English literature personal statement example 2
“I have chosen to study English Literature because I don’t as yet have a clear idea of what career I want to enter and feel it is a subject that will give me plenty of options after my education has ended. Furthermore I believe that it will provide me with the basis for the kind of innovative thinking necessary in any job as well as give me a broad range of transferable skills that many employers would appreciate.
The one thing that I really enjoy doing and would never get tired of is reading and am constantly looking out for stimulating and thought-provoking material. It was therefore only natural that I drifted towards studying English Literature at college. That experience gave me an excellent introduction to the world of academia, as well as wetting my appetite for the subject by enabling me to fully see the many literary issues and themes that were available for research, discussion and analysis. College also made me realize just how valuable good writing, researching and presentation skills are to communicating and finding employment.
I am currently looking for a university where modules are taught in a atmosphere of discussion and where independent thought and contribution is encouraged and valued. It is for these reasons that I have chosen to further my studies at your university and also because of its good academic environment and strong professional reputation. Since my first prospective email right through to when I attended your open day (where I walked around and talked to staff) I realised that your institution had a warm and welcoming environment and was a intellectually stimulating place in which to be a undergraduate. I was also pleased to discover that although it is a big university, it’s very easy to get around. I firmly believe that your university is the place to be for anyone with a serious interest in English literature.”
University interview questions
Why do you want to enrol on a English literature degree course?
- I have never become tired of reading and writing and want to bring these two passions of mine up to a professional standard.
- My long term ambition is to become a professional writer, therefore obtaining this degree is a necessary first step towards reaching my goal.
What made you apply to our university?
- It’s a very diverse environment and there are all sorts of student societies to get involved in, these are factors that greatly appeal to me.
- I like the fact that your courses can be individually tailored allowing them to encompass areas of personal interest.
- You library contains a huge reference only collection of books, which means that I do not have to buy every single book that I need for my studies.

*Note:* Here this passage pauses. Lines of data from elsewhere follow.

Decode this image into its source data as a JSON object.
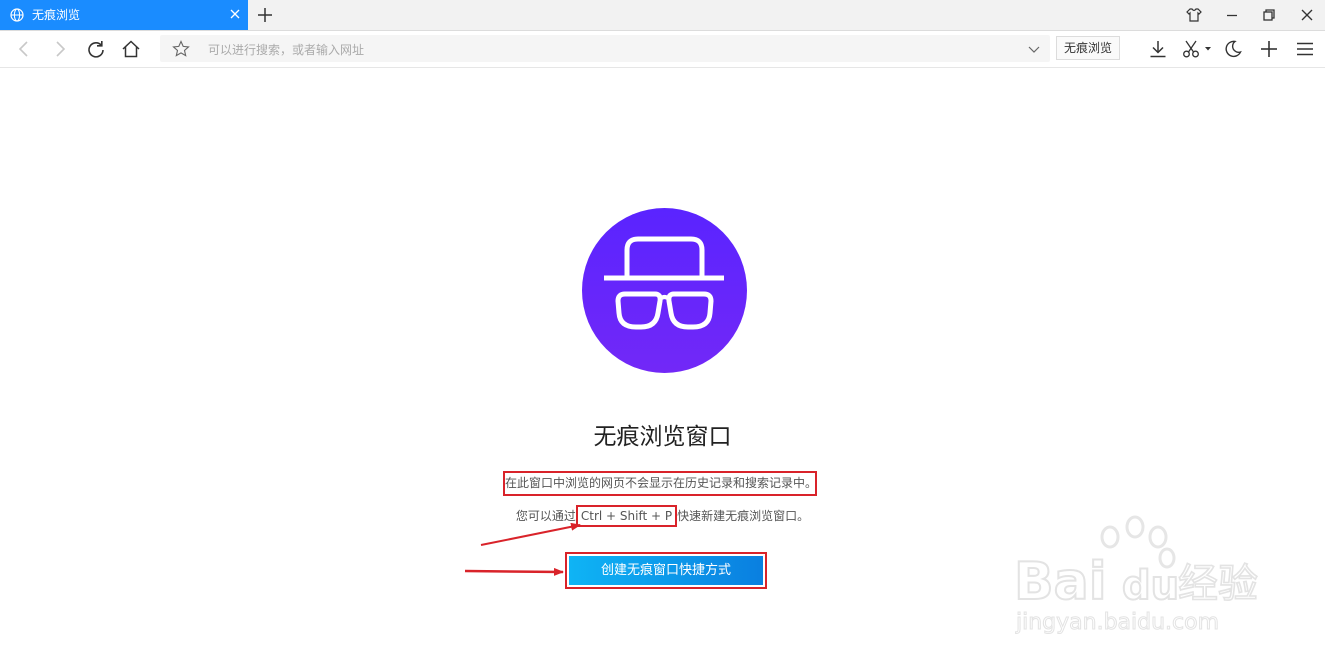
{
  "tab": {
    "title": "无痕浏览",
    "icon": "globe-icon"
  },
  "address_bar": {
    "placeholder": "可以进行搜索，或者输入网址",
    "value": ""
  },
  "toolbar": {
    "incognito_label": "无痕浏览"
  },
  "content": {
    "heading": "无痕浏览窗口",
    "description": "在此窗口中浏览的网页不会显示在历史记录和搜索记录中。",
    "shortcut_prefix": "您可以通过",
    "shortcut_keys": "Ctrl + Shift + P",
    "shortcut_suffix": "快速新建无痕浏览窗口。",
    "create_button": "创建无痕窗口快捷方式"
  },
  "watermark": {
    "brand_left": "Bai",
    "brand_right": "du",
    "brand_cn": "经验",
    "url": "jingyan.baidu.com"
  },
  "colors": {
    "tab_active": "#1a8cff",
    "incognito_avatar": "#6228fa",
    "create_button": "#0a7fe0",
    "annotation_red": "#d9232a"
  }
}
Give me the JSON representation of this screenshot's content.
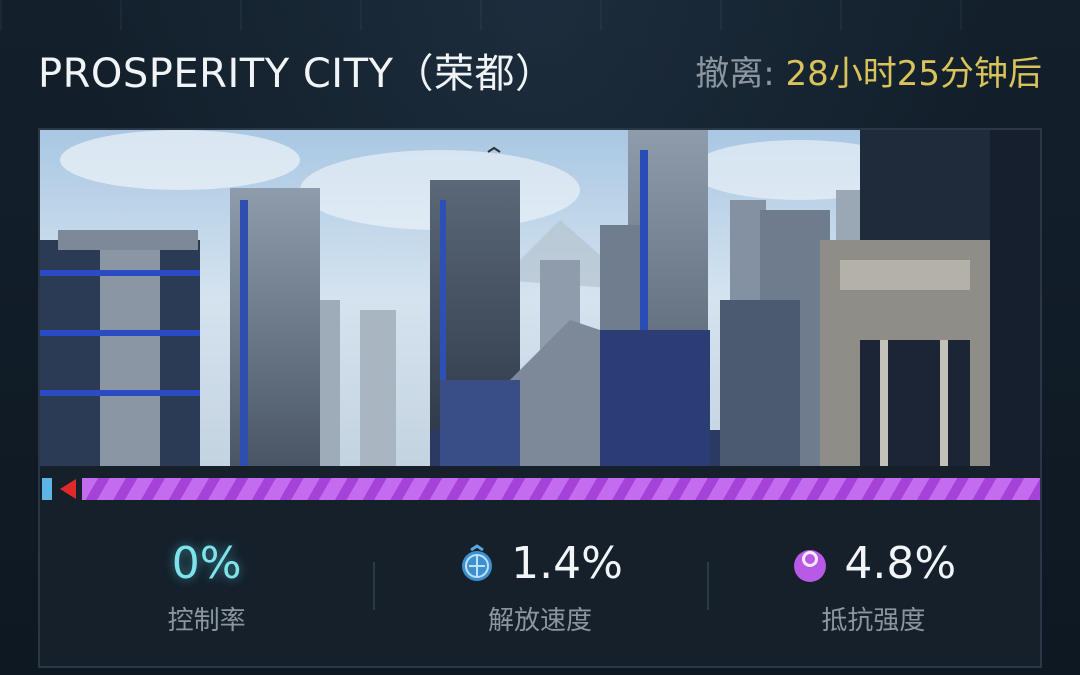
{
  "header": {
    "city_name": "PROSPERITY CITY（荣都）",
    "evacuation_label": "撤离: ",
    "evacuation_value": "28小时25分钟后"
  },
  "progress": {
    "liberation_fraction": 0.01,
    "resistance_fraction": 0.96,
    "colors": {
      "liberation": "#5fb4e6",
      "resistance": "#c46cf0",
      "marker": "#e02a2a"
    }
  },
  "stats": {
    "control": {
      "value": "0%",
      "label": "控制率",
      "color": "#7fe3ec"
    },
    "liberation_speed": {
      "value": "1.4%",
      "label": "解放速度",
      "icon": "globe-liberation-icon"
    },
    "resistance_strength": {
      "value": "4.8%",
      "label": "抵抗强度",
      "icon": "resistance-orb-icon"
    }
  }
}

How long will a English literature degree course last?
Fully time courses are generally speaking last for three years.
Introduction to graduate fasttrack schemes
Student loan company
UCAS personal statement
University interview questions